Section 27 of the CPA deals with the award of costs and reads,
“The fact that the court or judge has no jurisdiction to try the suit shall be no bar to the exercise of the powers in subsection (1); but the costs of any action, cause or other matter or issue shall follow the event unless the court or judge shall for good reason otherwise order.”
In the case of Kamugisha V Uganda Revenue Authority HCCS No 311 of 2011 the Hon. Justice Madrama addressed this matter of costs and section 27 of the CPA and held that
“My interpretation of the provision is that costs are at the discretion of the judge and the general rule is that costs shall follow the event unless the court/judge shall for good reason otherwise order. Where the court decides not to award costs, it shall give the reason why. In other words, it is the exception to the general rule that costs shall not follow the event.”
I agree with this finding of the learned Judge and it was clearly a slip/omission of Court not to have awarded costs in the head suit. Counsel for the defendant on noting this deficiency could have rectified this under the slip Rule under Section 99 of the CPA before proceeding to taxation before the Registrar.
Section 99 Civil Procedure Act provides that,
“Clerical or mathematical mistakes in judgments, decrees or orders, or errors arising in them from any accidental slip or omission may at any time be corrected by the court either of its own motion or on the application of any of the parties.”
As it is counsel for the respondent did not do so. It was therefore wrong for the respondents to include under para (e) “costs of the suit” when they had not been awarded instead of applying to the Court to resolve that deficiency under the slip rule. I therefore find that it was improper for the Registrar to tax costs in favour the Respondent without them being awarded by the Court. This finding is sufficient without more for me to quash the Decree of the 13th February 2012 in so far as it provided for costs of the suit whereas they had not been awarded and set aside the execution and I hereby do so. The respondent is thus free to restart the process of taxation now with a proper Decree and proceed to execute if the applicant does not make good the Decree of this Court.

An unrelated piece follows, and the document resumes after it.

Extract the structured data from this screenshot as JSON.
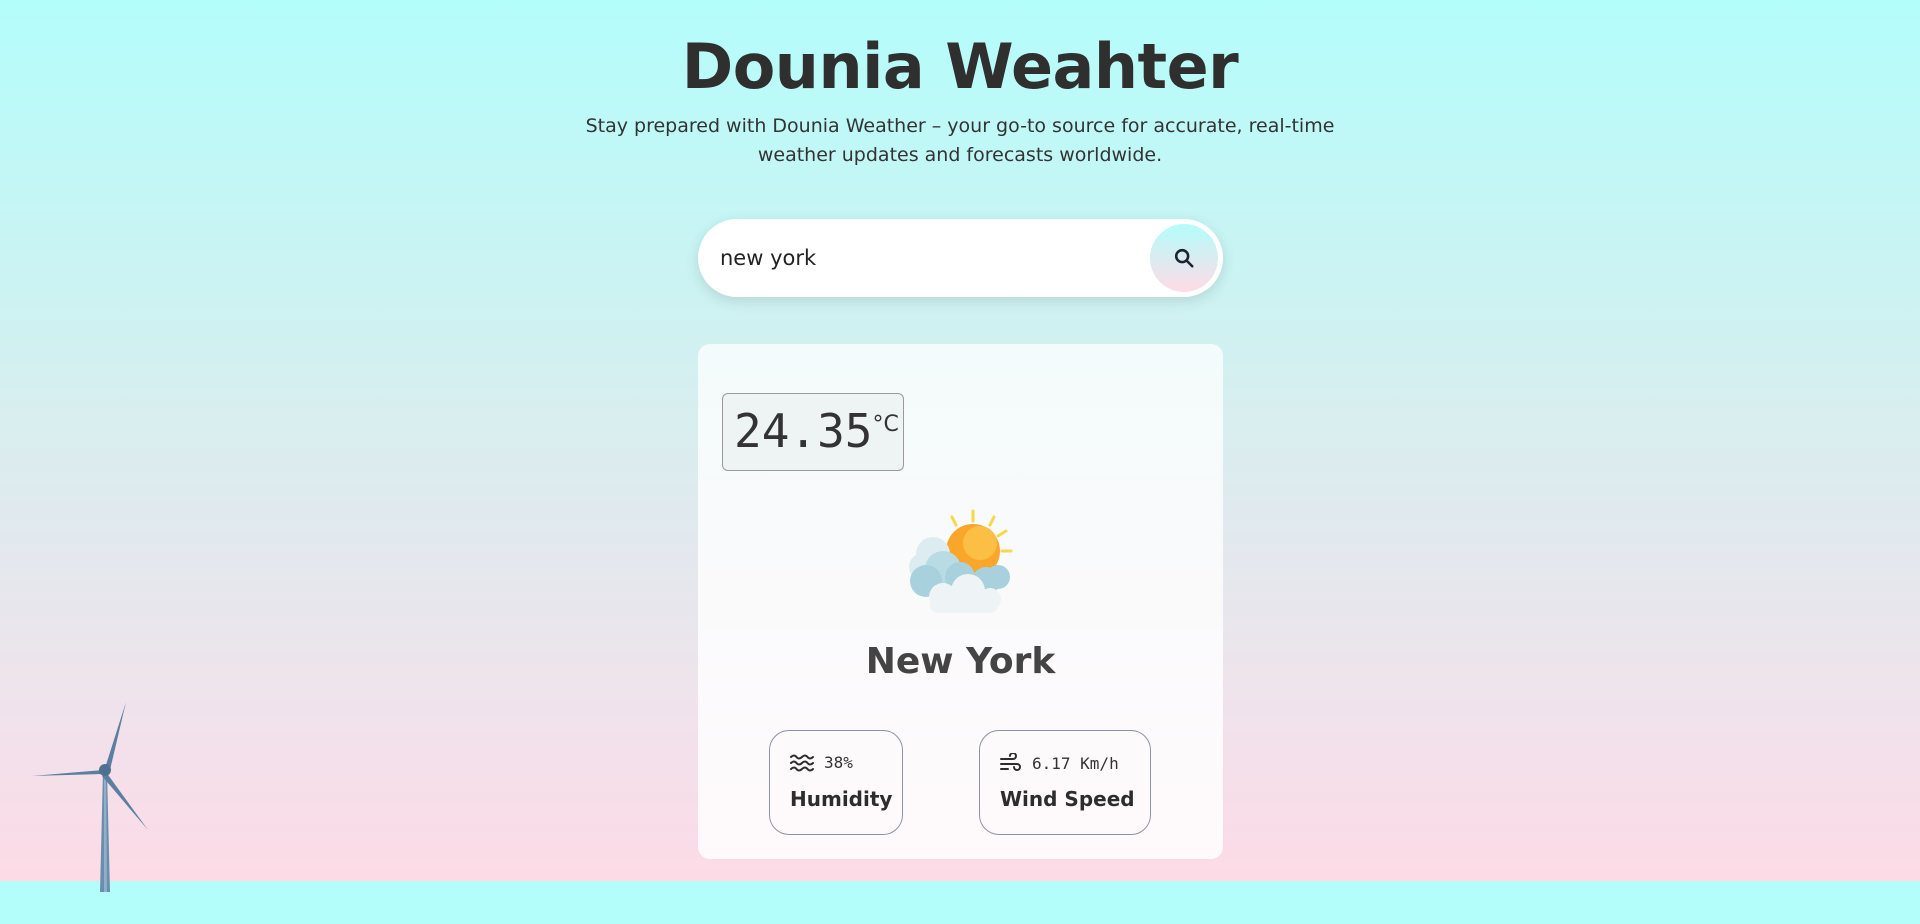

However before I leave this matter since costs are principally in the discretion of Court and taking Sections 27 and 99 of the CPA together with Section 33 of the Judicature Act it is clear to my mind that Costs should have been awarded to the respondent but this was a slip which I now correct by awarding the costs to the respondent having been the successful party in the head suit. I am fortified in so awarding the said costs as the Hon Justice Musoke Kibuuka held in the case Akol International V Kasirye Byaruhanga and Co Advocates  III KALR 91 that procedure defects can be cured by article 126(2)(e) of the Constitution. I fully agree with that finding.
My findings above are sufficient to dispose of this application. But before I do so there is a general finding that I wish to make regarding to the Powers of Registrars. I fully agree with counsel for the respondents that under Order 50 of the CPR Registrars of this Court are fully empowered to handle all formal Orders for the attachment and sale of property and for the issue of notices to show cause on the applications for arrest and imprisonment in execution of a Decree of this Court.
I according allow the Motion as stated above and award the costs of this application to the applicant.
Ruling read and signed in open court in the presence of;
J. Muyanja for Applicant
J. Olweny for Respondent
None of the parties
Rose Emeru – Court Clerk